African leaders doing little to stem illicit drug trafficking

October 21, 2016 OPINION/NEWS

Marco Vernaschi



Joe Khamisi

Over the past decade Africa has moved closer to the top tier of countries most involved in the international smuggling of illicit drugs.

Global drug syndicates driven by criminal gangs, crafty businessmen and greedy politicians, and aided and abetted by crooked policemen and border customs officials, have successfully and effectively stretched their nefarious activities into the continent to take advantage of unpatrolled borders, weak justice systems and official corruption.

Africa is now being described by US officials as the “new frontier in narcotics smuggling” and by UN officials as “the market of the future” for illegal drugs.

An estimated 200 million people worldwide are said to be consumers of illegal drugs and Africa represents a good chunk of that figure. Estimates say up to 40 metric tons of drugs pass through Africa every year.

Kenya, Tanzania, South Africa, Djibouti, Eritrea, Mozambique, and nations in West Africa, are some of the countries used as passage-ways for cocaine and heroin from Afghanistan, Pakistan, Thailand, India, Russia and several other countries. From Africa, a large amount of the narcotics is trans-shipped to Europe and America while some of it remains, turning young African men and women into zombies.

In Kenya several big boats – among them an Australian ship which was caught in 2014 with a ton of cocaine worth 240 million US dollars – have been seized at the port of Mombasa. In some cases, the government has ordered their destruction at sea. For some unknown reasons, the crew is always let free to go.
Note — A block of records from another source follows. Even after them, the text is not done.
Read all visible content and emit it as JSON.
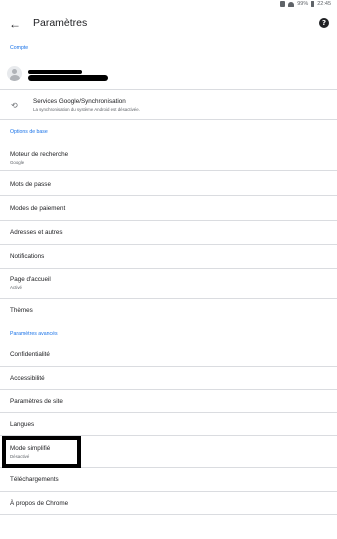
{
  "status_bar": {
    "battery": "99%",
    "time": "22:45"
  },
  "toolbar": {
    "title": "Paramètres"
  },
  "sections": {
    "account": "Compte",
    "basics": "Options de base",
    "advanced": "Paramètres avancés"
  },
  "sync": {
    "title": "Services Google/Synchronisation",
    "subtitle": "La synchronisation du système Android est désactivée."
  },
  "items": {
    "search_engine": {
      "title": "Moteur de recherche",
      "subtitle": "Google"
    },
    "passwords": {
      "title": "Mots de passe"
    },
    "payment": {
      "title": "Modes de paiement"
    },
    "addresses": {
      "title": "Adresses et autres"
    },
    "notifications": {
      "title": "Notifications"
    },
    "homepage": {
      "title": "Page d'accueil",
      "subtitle": "Activé"
    },
    "themes": {
      "title": "Thèmes"
    },
    "privacy": {
      "title": "Confidentialité"
    },
    "accessibility": {
      "title": "Accessibilité"
    },
    "site_settings": {
      "title": "Paramètres de site"
    },
    "languages": {
      "title": "Langues"
    },
    "lite_mode": {
      "title": "Mode simplifié",
      "subtitle": "Désactivé"
    },
    "downloads": {
      "title": "Téléchargements"
    },
    "about": {
      "title": "À propos de Chrome"
    }
  }
}
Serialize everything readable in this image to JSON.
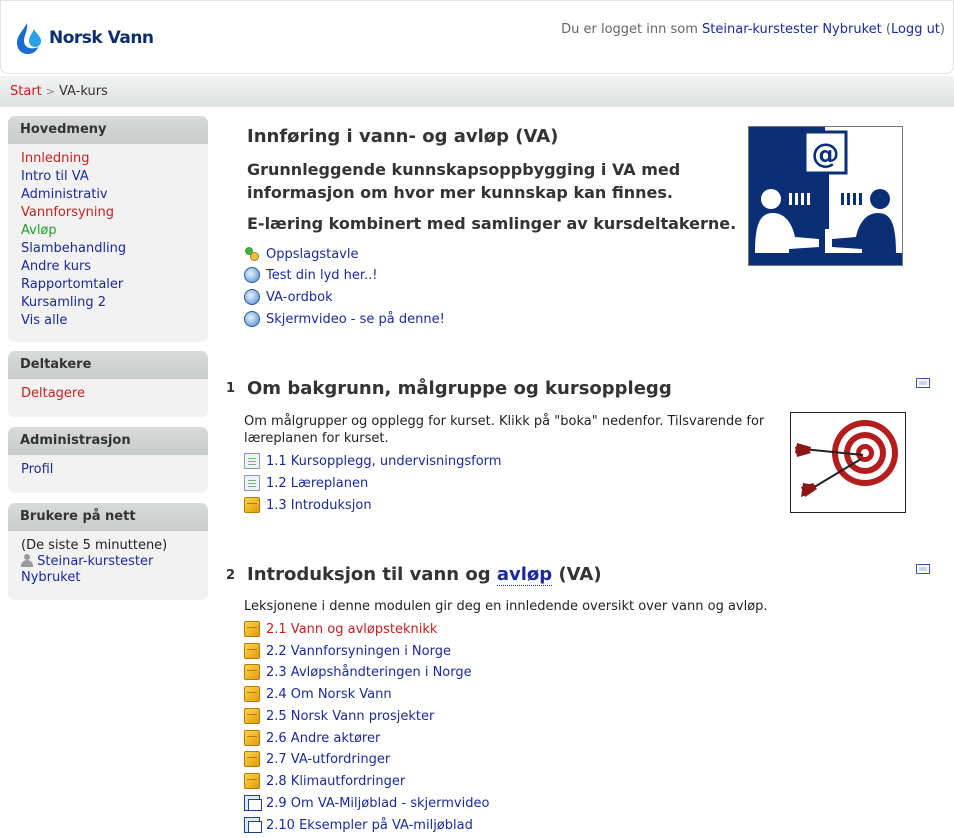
{
  "header": {
    "brand": "Norsk Vann",
    "login_prefix": "Du er logget inn som",
    "user_name": "Steinar-kurstester Nybruket",
    "logout": "Logg ut"
  },
  "breadcrumb": {
    "home": "Start",
    "separator": ">",
    "current": "VA-kurs"
  },
  "sidebar": {
    "main_menu": {
      "title": "Hovedmeny",
      "items": [
        {
          "label": "Innledning",
          "color": "#c81e1e"
        },
        {
          "label": "Intro til VA",
          "color": "#1a2a9c"
        },
        {
          "label": "Administrativ",
          "color": "#1a2a9c"
        },
        {
          "label": "Vannforsyning",
          "color": "#c81e1e"
        },
        {
          "label": "Avløp",
          "color": "#22a02a"
        },
        {
          "label": "Slambehandling",
          "color": "#1a2a9c"
        },
        {
          "label": "Andre kurs",
          "color": "#1a2a9c"
        },
        {
          "label": "Rapportomtaler",
          "color": "#1a2a9c"
        },
        {
          "label": "Kursamling 2",
          "color": "#1a2a9c"
        },
        {
          "label": "Vis alle",
          "color": "#1a2a9c"
        }
      ]
    },
    "participants": {
      "title": "Deltakere",
      "link": "Deltagere"
    },
    "admin": {
      "title": "Administrasjon",
      "link": "Profil"
    },
    "online": {
      "title": "Brukere på nett",
      "note": "(De siste 5 minuttene)",
      "user": "Steinar-kurstester Nybruket"
    }
  },
  "intro": {
    "title": "Innføring i vann- og avløp (VA)",
    "subtitle1": "Grunnleggende kunnskapsoppbygging i VA med informasjon om hvor mer kunnskap kan finnes.",
    "subtitle2": "E-læring kombinert med samlinger av kursdeltakerne.",
    "resources": [
      {
        "label": "Oppslagstavle",
        "icon": "forum-icon"
      },
      {
        "label": "Test din lyd her..!",
        "icon": "web-resource-icon"
      },
      {
        "label": "VA-ordbok",
        "icon": "web-resource-icon"
      },
      {
        "label": "Skjermvideo - se på denne!",
        "icon": "web-resource-icon"
      }
    ]
  },
  "sections": [
    {
      "number": "1",
      "title": "Om bakgrunn, målgruppe og kursopplegg",
      "summary": "Om målgrupper og opplegg for kurset. Klikk på \"boka\" nedenfor. Tilsvarende for læreplanen for kurset.",
      "items": [
        {
          "label": "1.1 Kursopplegg, undervisningsform",
          "icon": "page-icon",
          "color": "#1a2a9c"
        },
        {
          "label": "1.2 Læreplanen",
          "icon": "page-icon",
          "color": "#1a2a9c"
        },
        {
          "label": "1.3 Introduksjon",
          "icon": "package-icon",
          "color": "#1a2a9c"
        }
      ]
    },
    {
      "number": "2",
      "title_prefix": "Introduksjon til vann og ",
      "title_link": "avløp",
      "title_suffix": " (VA)",
      "summary": "Leksjonene i denne modulen gir deg en innledende oversikt over vann og avløp.",
      "items": [
        {
          "label": "2.1 Vann og avløpsteknikk",
          "icon": "package-icon",
          "color": "#c81e1e"
        },
        {
          "label": "2.2 Vannforsyningen i Norge",
          "icon": "package-icon",
          "color": "#1a2a9c"
        },
        {
          "label": "2.3 Avløpshåndteringen i Norge",
          "icon": "package-icon",
          "color": "#1a2a9c"
        },
        {
          "label": "2.4 Om Norsk Vann",
          "icon": "package-icon",
          "color": "#1a2a9c"
        },
        {
          "label": "2.5 Norsk Vann prosjekter",
          "icon": "package-icon",
          "color": "#1a2a9c"
        },
        {
          "label": "2.6 Andre aktører",
          "icon": "package-icon",
          "color": "#1a2a9c"
        },
        {
          "label": "2.7 VA-utfordringer",
          "icon": "package-icon",
          "color": "#1a2a9c"
        },
        {
          "label": "2.8 Klimautfordringer",
          "icon": "package-icon",
          "color": "#1a2a9c"
        },
        {
          "label": "2.9 Om VA-Miljøblad - skjermvideo",
          "icon": "screen-icon",
          "color": "#1a2a9c"
        },
        {
          "label": "2.10 Eksempler på VA-miljøblad",
          "icon": "screen-icon",
          "color": "#1a2a9c"
        }
      ]
    }
  ]
}
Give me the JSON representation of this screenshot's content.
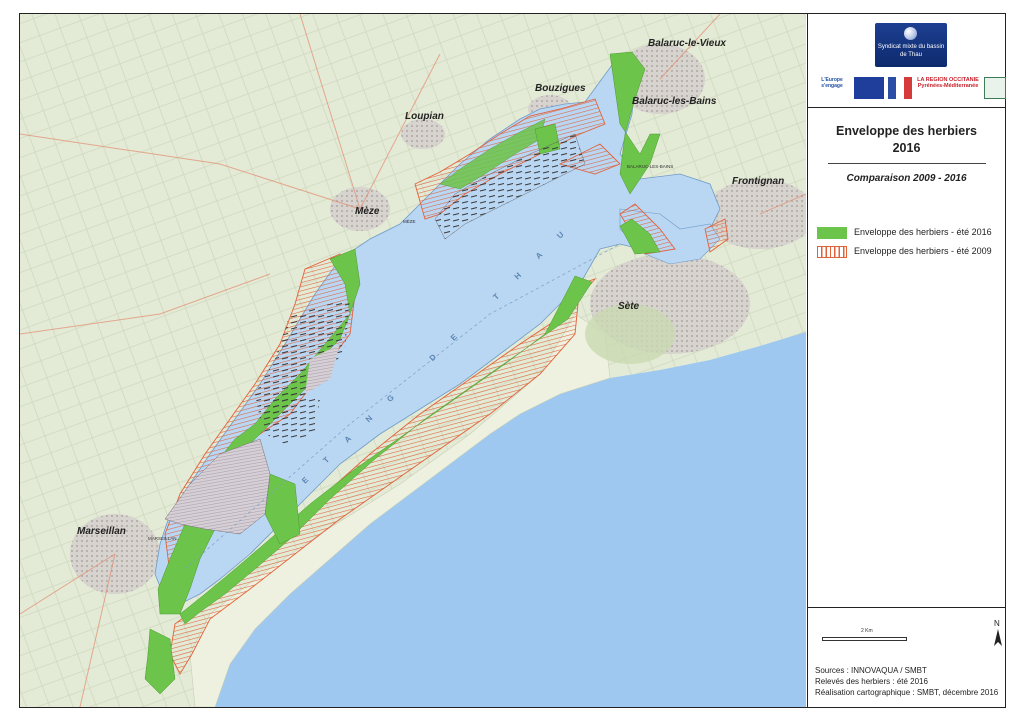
{
  "map": {
    "places": {
      "balaruc_le_vieux": "Balaruc-le-Vieux",
      "bouzigues": "Bouzigues",
      "balaruc_les_bains": "Balaruc-les-Bains",
      "loupian": "Loupian",
      "meze": "Mèze",
      "frontignan": "Frontignan",
      "sete": "Sète",
      "marseillan": "Marseillan"
    },
    "water_label": "ETANG DE THAU",
    "small_labels": {
      "meze_port": "MÈZE",
      "balaruc_port": "BALARUC-LES-BAINS",
      "marseillan_port": "MARSEILLAN"
    }
  },
  "panel": {
    "logos": {
      "main": "Syndicat mixte du bassin de Thau",
      "europe": "L'Europe s'engage",
      "region": "LA RÉGION OCCITANIE Pyrénées-Méditerranée"
    },
    "title_line1": "Enveloppe des herbiers",
    "title_line2": "2016",
    "subtitle": "Comparaison 2009 - 2016",
    "legend": [
      {
        "label": "Enveloppe des herbiers - été 2016",
        "color": "#6cc44a"
      },
      {
        "label": "Enveloppe des herbiers - été 2009",
        "color": "#e2623a"
      }
    ],
    "scale_label": "2 Km",
    "north_label": "N",
    "credits": {
      "sources": "Sources : INNOVAQUA / SMBT",
      "releves": "Relevés des herbiers : été 2016",
      "realisation": "Réalisation cartographique : SMBT, décembre 2016"
    }
  },
  "colors": {
    "lagoon": "#b9d6f2",
    "sea": "#9ec8ef",
    "land": "#dfe8d2",
    "seagrass_2016": "#6cc44a",
    "seagrass_2009": "#e2623a"
  }
}
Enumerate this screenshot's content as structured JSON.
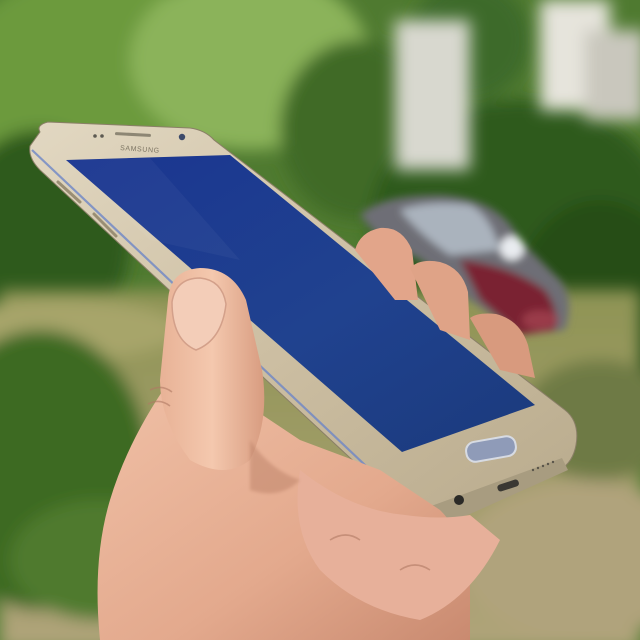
{
  "photo": {
    "subject": "hand-holding-smartphone",
    "phone": {
      "brand_text": "SAMSUNG",
      "body_color": "#cfc3a8",
      "screen_color": "#1e3d8f",
      "screen_state": "off"
    },
    "colors": {
      "foliage_dark": "#2f5a1e",
      "foliage_light": "#7fae4a",
      "ground": "#9f9a62",
      "skin": "#e7b39a",
      "car_red": "#7a2230"
    }
  }
}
Containers filled with drugs and disguised as sugar or relief food have also been nabbed at Mombasa, many of them linked to prominent businessmen and politicians. In addition, huge amounts of the dangerous substances find their way through porous borders across many African countries.

The US Drug Enforcement Administration (DEA), the UK National Crime Agency (NCA), and the UN Office of Drug and Crime (UNODC), which have been working closely with the Kenya government to stem the infiltration of narcotics have identified a number of well-known Kenyans they say are directly linked to the drug trade. At least two are county governors and others are members of parliament. Despite such revelations the government has taken no action against the individuals who are left to flaunt their illegal wealth in politics and in real estate; and own expensive vehicles, motor-boats and choppers.

As I write, two high-profile cases are in court involving, among others, family members of a one-time international drug baron, Ibrahim Akasha, who was murdered in 2000 as he strolled along a street in Amsterdam. At the time of his murder, Akasha was said to be pursuing money from a drug king for the supply of a large consignment of heroine. Five years later, one of his sons was silenced at close range in a gang-like assassination in Mombasa.

Another case currently in court in Kenya involves the grandson of a Scottish aristocrat who is accused of smuggling 100 kilograms of cocaine in containers that arrived from Brazil.

In Tanzania, a notorious drug king operating under a cartel known as the Hassan Drug Trafficking Organization was caught earlier this year and in his possession were five different passports issued in Zanzibar under different names. The individual was known to be travelling around the world dealing in narcotics and using some of his proceeds to bribe senior government officials to look the other way.

There is another related problem: Thousands of Africans caught carrying illegal drugs for their masters are serving long prison sentences abroad. According to one report, South Africa alone has more than 1,500 of its citizens in jails overseas on trafficking offences. Some of them have been executed in countries such as China and Indonesia which have some of the toughest anti-drug legislations in the world.

The drug smuggling menace is a huge challenge for Africa. Leaders must do much more than just give lip service to the fight against narcotics. They must strengthen their borders, boot out corrupt officials, and arrest the big boys – whether local or foreign – and not concentrate only on the small fish.










Joe Khamisi

Joe Khamisi is a former journalist, diplomat and Member of Parliament. He is also the Author of ‘Politics of Betrayal:Diary of a Kenyan Legislator‘, a political memoir about the situation in Kenya between 2001, when the ruling party of President Daniel Arap Moi, the Kenya African National Union (KANU), merged with Raila Odinga’s National Development Party.

The book also narrates cases of corruption in Parliament and in the Media and records Senator Obama’s visit to Kenya in 2006. As a friend of Barack Obama Senior, the author also remembers the times and tragedies of the American-educated economist.

Joe Khamisi’s second book, a biography, ‘Dash Before Dusk’ is also now on sale.


41Lp0cIndjL._SY344_BO1,204,203,200_                   photo               51bNmpiMaRL


Joe’s latest book is ‘The Wretched Africans: A Study of Rabai and Freretown Slave Settlements‘ which has recently been published and is now available to purchase.


In addition to the above books, read Joe Khamisi blog. For media enquiries Joe can be reached at [email protected]

(This article is courtesy of Joe Khamisi and was originally published at the above blog)


No Comments Yet!

You can be first to comment this post!

Leave a Reply

This site uses Akismet to reduce spam. Learn how your comment data is processed.